NCUA’s Office of Inspector General (OIG) notes that it is required to conduct a material loss review of an insured credit union if it causes a loss to the National Credit Union Share Insurance Fund (NCUSIF) totaling more than $25 million plus 10% of the credit union’s assets.
The firm selected for this review was Moss Adams LLP, the report says. The OIG report says the firm will review the credit union to 1) determine the cause(s) of the failure and the resulting estimated $39 million loss to the NCUSIF, 2) assess NCUA’s supervision of the credit union, and 3) provide appropriate suggestions and/or recommendations to mitigate future losses.
“To achieve these objectives, Moss Adams will analyze NCUA examination and supervision reports and related correspondence; interview management and staff from NCUA’s Western Region; and review NCUA guidance, policies and procedures, NCUA Call Reports, and Financial Performance Reports,” the report says. “We expect to issue the final report in November 2019.”

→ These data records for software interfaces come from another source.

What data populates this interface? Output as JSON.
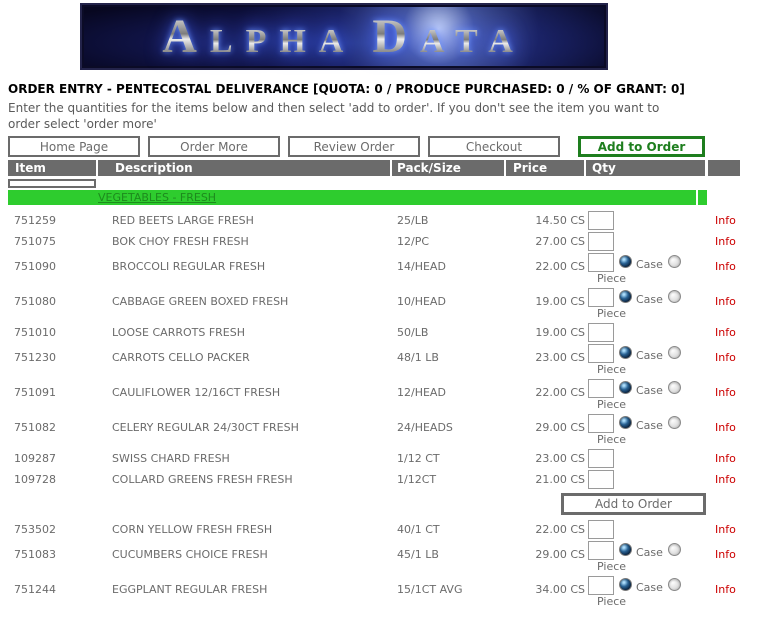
{
  "banner": {
    "word1_initial": "A",
    "word1_rest": "LPHA",
    "word2_initial": "D",
    "word2_rest": "ATA"
  },
  "page": {
    "title": "ORDER ENTRY - PENTECOSTAL DELIVERANCE [QUOTA: 0 / PRODUCE PURCHASED: 0 / % OF GRANT: 0]",
    "instructions_line1": "Enter the quantities for the items below and then select 'add to order'. If you don't see the item you want to",
    "instructions_line2": "order select 'order more'"
  },
  "nav": {
    "home": "Home Page",
    "order_more": "Order More",
    "review_order": "Review Order",
    "checkout": "Checkout",
    "add_to_order": "Add to Order"
  },
  "table": {
    "headers": {
      "item": "Item",
      "description": "Description",
      "pack": "Pack/Size",
      "price": "Price",
      "qty": "Qty"
    },
    "category_label": "VEGETABLES - FRESH",
    "unit_case_label": "Case",
    "unit_piece_label": "Piece",
    "info_label": "Info",
    "mid_button": {
      "label": "Add to Order",
      "after_item": "109728"
    },
    "rows": [
      {
        "item": "751259",
        "description": "RED BEETS LARGE FRESH",
        "pack": "25/LB",
        "price": "14.50 CS",
        "qty_value": "",
        "has_unit_choice": false
      },
      {
        "item": "751075",
        "description": "BOK CHOY FRESH FRESH",
        "pack": "12/PC",
        "price": "27.00 CS",
        "qty_value": "",
        "has_unit_choice": false
      },
      {
        "item": "751090",
        "description": "BROCCOLI REGULAR FRESH",
        "pack": "14/HEAD",
        "price": "22.00 CS",
        "qty_value": "",
        "has_unit_choice": true,
        "unit_selected": "Case"
      },
      {
        "item": "751080",
        "description": "CABBAGE GREEN BOXED FRESH",
        "pack": "10/HEAD",
        "price": "19.00 CS",
        "qty_value": "",
        "has_unit_choice": true,
        "unit_selected": "Case"
      },
      {
        "item": "751010",
        "description": "LOOSE CARROTS FRESH",
        "pack": "50/LB",
        "price": "19.00 CS",
        "qty_value": "",
        "has_unit_choice": false
      },
      {
        "item": "751230",
        "description": "CARROTS CELLO PACKER",
        "pack": "48/1 LB",
        "price": "23.00 CS",
        "qty_value": "",
        "has_unit_choice": true,
        "unit_selected": "Case"
      },
      {
        "item": "751091",
        "description": "CAULIFLOWER 12/16CT FRESH",
        "pack": "12/HEAD",
        "price": "22.00 CS",
        "qty_value": "",
        "has_unit_choice": true,
        "unit_selected": "Case"
      },
      {
        "item": "751082",
        "description": "CELERY REGULAR 24/30CT FRESH",
        "pack": "24/HEADS",
        "price": "29.00 CS",
        "qty_value": "",
        "has_unit_choice": true,
        "unit_selected": "Case"
      },
      {
        "item": "109287",
        "description": "SWISS CHARD FRESH",
        "pack": "1/12 CT",
        "price": "23.00 CS",
        "qty_value": "",
        "has_unit_choice": false
      },
      {
        "item": "109728",
        "description": "COLLARD GREENS FRESH FRESH",
        "pack": "1/12CT",
        "price": "21.00 CS",
        "qty_value": "",
        "has_unit_choice": false
      },
      {
        "item": "753502",
        "description": "CORN YELLOW FRESH FRESH",
        "pack": "40/1 CT",
        "price": "22.00 CS",
        "qty_value": "",
        "has_unit_choice": false
      },
      {
        "item": "751083",
        "description": "CUCUMBERS CHOICE FRESH",
        "pack": "45/1 LB",
        "price": "29.00 CS",
        "qty_value": "",
        "has_unit_choice": true,
        "unit_selected": "Case"
      },
      {
        "item": "751244",
        "description": "EGGPLANT REGULAR FRESH",
        "pack": "15/1CT AVG",
        "price": "34.00 CS",
        "qty_value": "",
        "has_unit_choice": true,
        "unit_selected": "Case"
      }
    ]
  },
  "colors": {
    "header_bg": "#6b6b6b",
    "category_bg": "#2ecc2e",
    "category_text": "#1d8a1d",
    "accent_green": "#1e7e1e",
    "info_red": "#cc0000",
    "body_text_gray": "#6b6b6b"
  }
}
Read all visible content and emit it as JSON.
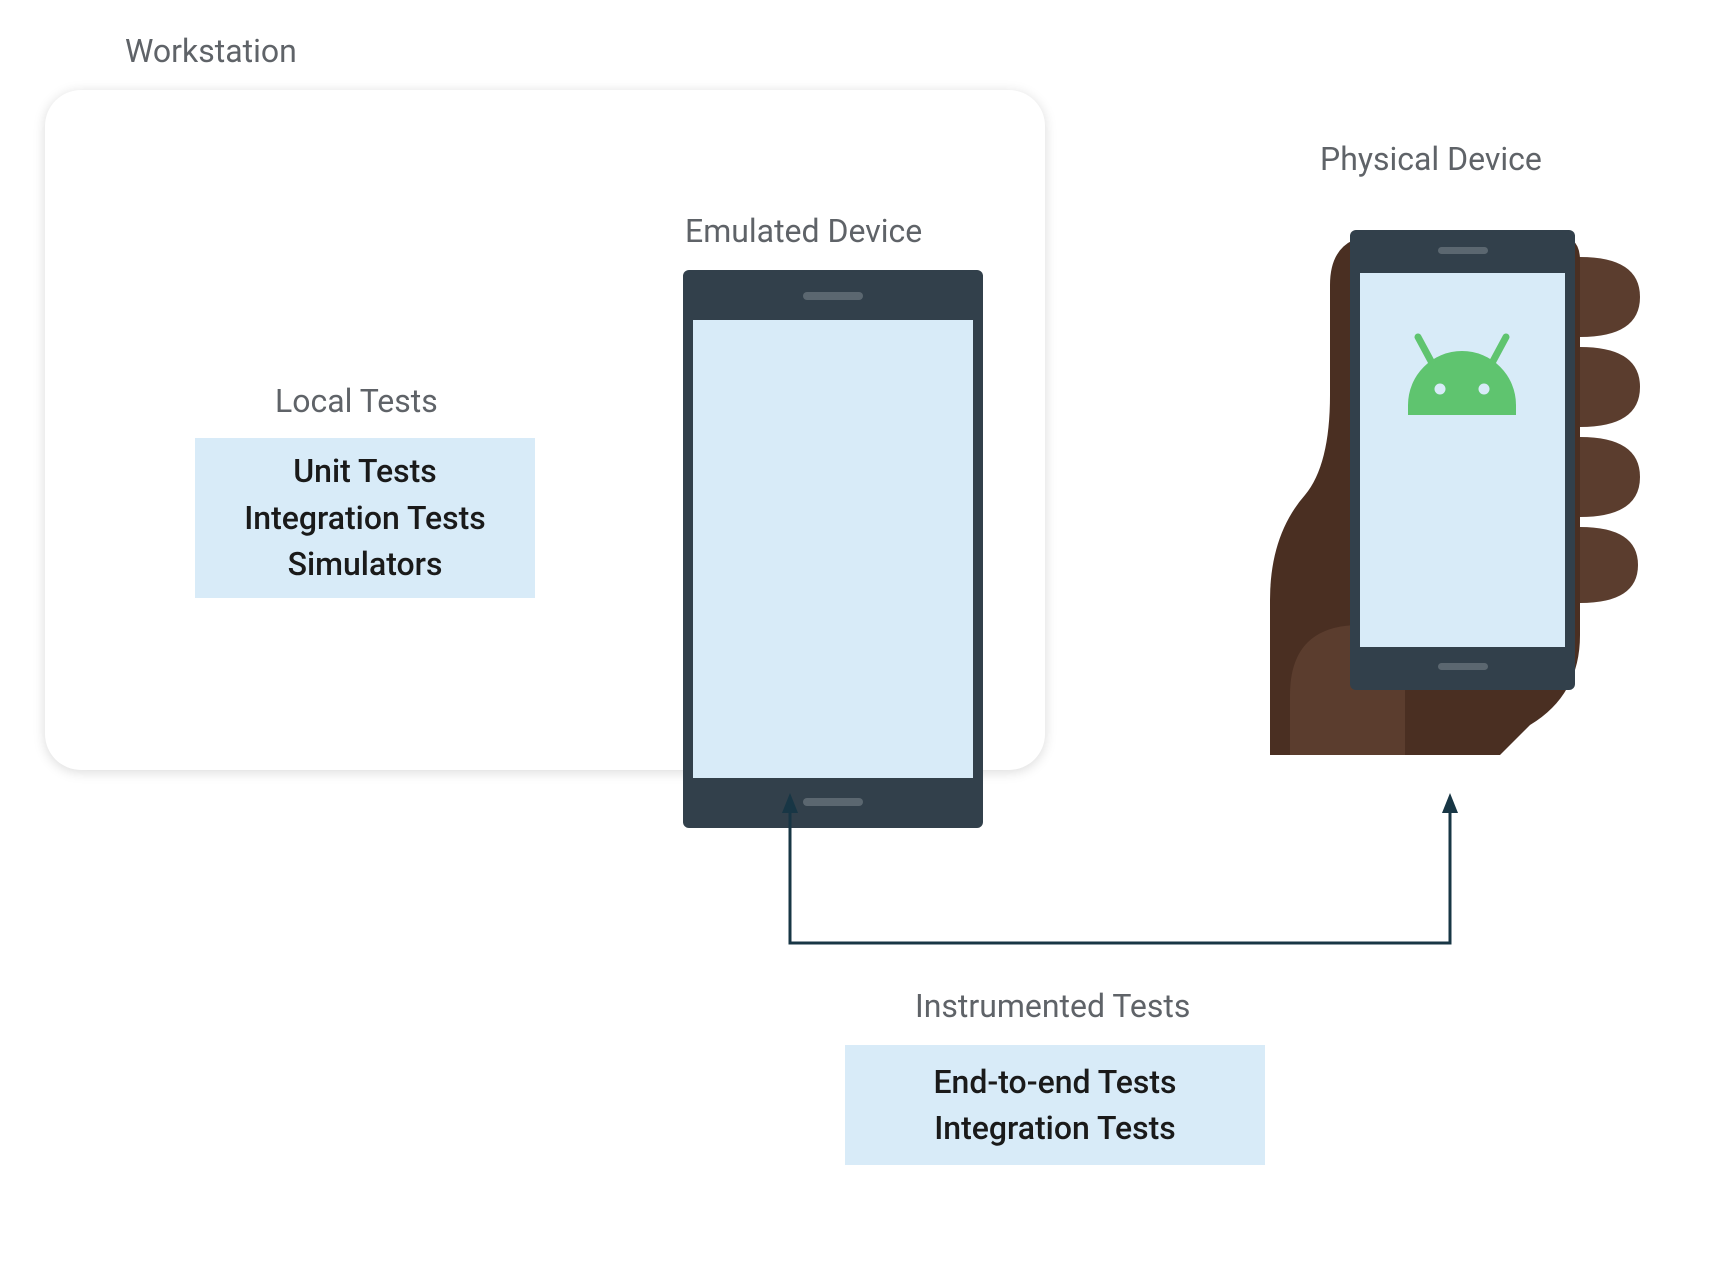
{
  "workstation": {
    "label": "Workstation",
    "local_tests": {
      "label": "Local Tests",
      "items": [
        "Unit Tests",
        "Integration Tests",
        "Simulators"
      ]
    },
    "emulated_device": {
      "label": "Emulated Device"
    }
  },
  "physical_device": {
    "label": "Physical Device"
  },
  "instrumented_tests": {
    "label": "Instrumented Tests",
    "items": [
      "End-to-end Tests",
      "Integration Tests"
    ]
  },
  "colors": {
    "card_bg": "#ffffff",
    "box_bg": "#d8ebf8",
    "text_muted": "#5f6368",
    "text_strong": "#1a1a1a",
    "device_frame": "#32404b",
    "device_screen": "#d8ebf8",
    "hand": "#5b3d2e",
    "hand_dark": "#4a2f22",
    "android_green": "#5fc46f",
    "arrow": "#183645"
  }
}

The OIG is also required to perform limited-scope reviews of credit unions causing losses below the material-loss threshold to determine whether unusual circumstances warranted further review. It did that for Monroe Education Employees Federal Credit Union, closed in July. This credit union reportedly caused an estimated $335,530 loss to the share insurance fund; the OIG fond no unusual circumstances and determined further review was not warranted.
The OIG report, covering the office’s activities from April through September, also gives a tally of various other investigations and audits that are underway and status of prior recommendations, including that the agency add an S component (for market risk Sensitivity) to its CAMEL rating system. The OIG now reports that the agency’s new examination application released in September can accommodate an “S” component; whether to add it has yet to be decided.